▸ DATA

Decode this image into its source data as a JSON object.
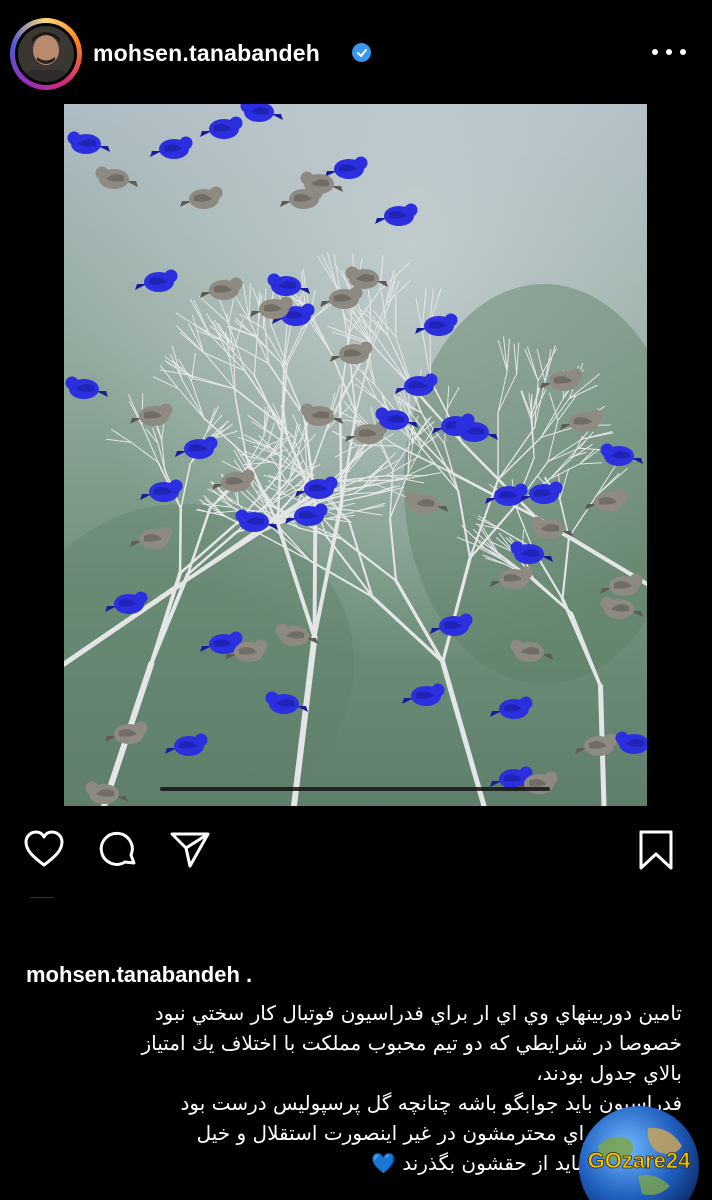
{
  "post": {
    "username": "mohsen.tanabandeh",
    "caption_user": "mohsen.tanabandeh .",
    "caption_lines": [
      "تامين دوربينهاي وي اي ار براي فدراسيون فوتبال كار سختي نبود",
      "خصوصا در شرايطي كه دو تيم محبوب مملكت با اختلاف يك امتياز",
      "بالاي جدول بودند،",
      "فدراسيون بايد جوابگو باشه چنانچه گل پرسپوليس درست بود",
      "تيم و هواداراي محترمشون در غير اينصورت استقلال و خيل",
      "هوادارانش نبايد از حقشون بگذرند"
    ],
    "caption_end_emoji": "💙"
  },
  "icons": {
    "verified": "verified-badge-icon",
    "more": "more-options-icon",
    "like": "heart-icon",
    "comment": "comment-icon",
    "share": "send-icon",
    "save": "bookmark-icon"
  },
  "watermark": {
    "text": "GOzare24"
  },
  "colors": {
    "background": "#000000",
    "verified": "#3897f0",
    "bird_blue": "#2b2fe0",
    "watermark_text": "#f7c400"
  }
}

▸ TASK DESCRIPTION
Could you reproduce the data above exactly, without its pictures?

▸ COMPLETED EXERCISE
Decode this image into its source data as a JSON object.
{
  "post": {
    "username": "mohsen.tanabandeh",
    "caption_user": "mohsen.tanabandeh .",
    "caption_lines": [
      "تامين دوربينهاي وي اي ار براي فدراسيون فوتبال كار سختي نبود",
      "خصوصا در شرايطي كه دو تيم محبوب مملكت با اختلاف يك امتياز",
      "بالاي جدول بودند،",
      "فدراسيون بايد جوابگو باشه چنانچه گل پرسپوليس درست بود",
      "تيم و هواداراي محترمشون در غير اينصورت استقلال و خيل",
      "هوادارانش نبايد از حقشون بگذرند"
    ],
    "caption_end_emoji": "💙"
  },
  "icons": {
    "verified": "verified-badge-icon",
    "more": "more-options-icon",
    "like": "heart-icon",
    "comment": "comment-icon",
    "share": "send-icon",
    "save": "bookmark-icon"
  },
  "watermark": {
    "text": "GOzare24"
  },
  "colors": {
    "background": "#000000",
    "verified": "#3897f0",
    "bird_blue": "#2b2fe0",
    "watermark_text": "#f7c400"
  }
}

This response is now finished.